That is particularly true for anyone who has spent any time in the cloistered world of academia, where peccadilloes are acceptable as long as one remains “discreet.” The more effectively desires are kept under wraps, however, the likelier they are to bubble up. Accident shows the self-satisfied rot under the well-educated smirks. At one point, for example, Stephen, Charley and their provost (Knox) discuss a survey about the sex life of students in Wisconsin. All react with knowing cynicism (the provost smugly comments “I am surprised to learn that Aristotle is on the syllabus in the state of Wisconsin”) but their snide attitudes cannot hide their interest. That the provost is also the father of Stephen’s former mistress (Seyrig) and who seems privy to their past together merely heightens the tension.

The results are hardly profound. The film merely exposes libidinal drives among those supposedly interested in higher things. It is because Accident so ably evokes the walking barefoot over hot pavement of suppressed desire that it works so well. If its languid world provides more texture than critique, dismissing it as merely superficial risks making the same mistake as the characters, for simply showing the world as it is cuts through a lot of hypocritical cant.

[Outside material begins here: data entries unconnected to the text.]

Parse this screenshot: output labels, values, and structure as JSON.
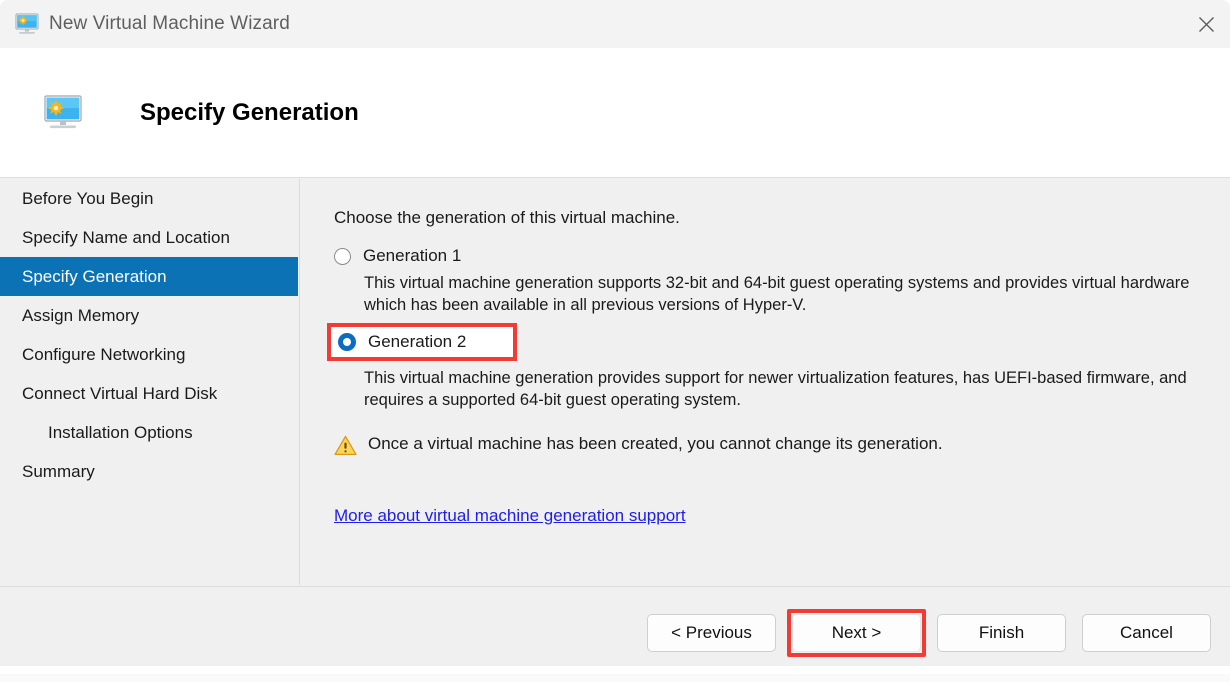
{
  "window": {
    "title": "New Virtual Machine Wizard",
    "title_icon": "virtual-machine-monitor-icon",
    "close_icon": "close-icon"
  },
  "header": {
    "title": "Specify Generation",
    "icon": "virtual-machine-monitor-icon"
  },
  "sidebar": {
    "items": [
      {
        "label": "Before You Begin",
        "active": false,
        "indent": false
      },
      {
        "label": "Specify Name and Location",
        "active": false,
        "indent": false
      },
      {
        "label": "Specify Generation",
        "active": true,
        "indent": false
      },
      {
        "label": "Assign Memory",
        "active": false,
        "indent": false
      },
      {
        "label": "Configure Networking",
        "active": false,
        "indent": false
      },
      {
        "label": "Connect Virtual Hard Disk",
        "active": false,
        "indent": false
      },
      {
        "label": "Installation Options",
        "active": false,
        "indent": true
      },
      {
        "label": "Summary",
        "active": false,
        "indent": false
      }
    ]
  },
  "content": {
    "intro": "Choose the generation of this virtual machine.",
    "options": [
      {
        "label": "Generation 1",
        "selected": false,
        "highlighted": false,
        "description": "This virtual machine generation supports 32-bit and 64-bit guest operating systems and provides virtual hardware which has been available in all previous versions of Hyper-V."
      },
      {
        "label": "Generation 2",
        "selected": true,
        "highlighted": true,
        "description": "This virtual machine generation provides support for newer virtualization features, has UEFI-based firmware, and requires a supported 64-bit guest operating system."
      }
    ],
    "warning": {
      "icon": "warning-triangle-icon",
      "text": "Once a virtual machine has been created, you cannot change its generation."
    },
    "link": "More about virtual machine generation support"
  },
  "footer": {
    "buttons": [
      {
        "label": "< Previous",
        "highlighted": false
      },
      {
        "label": "Next >",
        "highlighted": true
      },
      {
        "label": "Finish",
        "highlighted": false
      },
      {
        "label": "Cancel",
        "highlighted": false
      }
    ]
  },
  "colors": {
    "accent": "#0b72b5",
    "annotation": "#f23b35",
    "link": "#1d1df0",
    "warning": "#f2b01e",
    "body_bg": "#f0f0f0"
  }
}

Accident does not have to show us much to eviscerate its complacent world. Unblinking clarity and vicious wit are more than enough.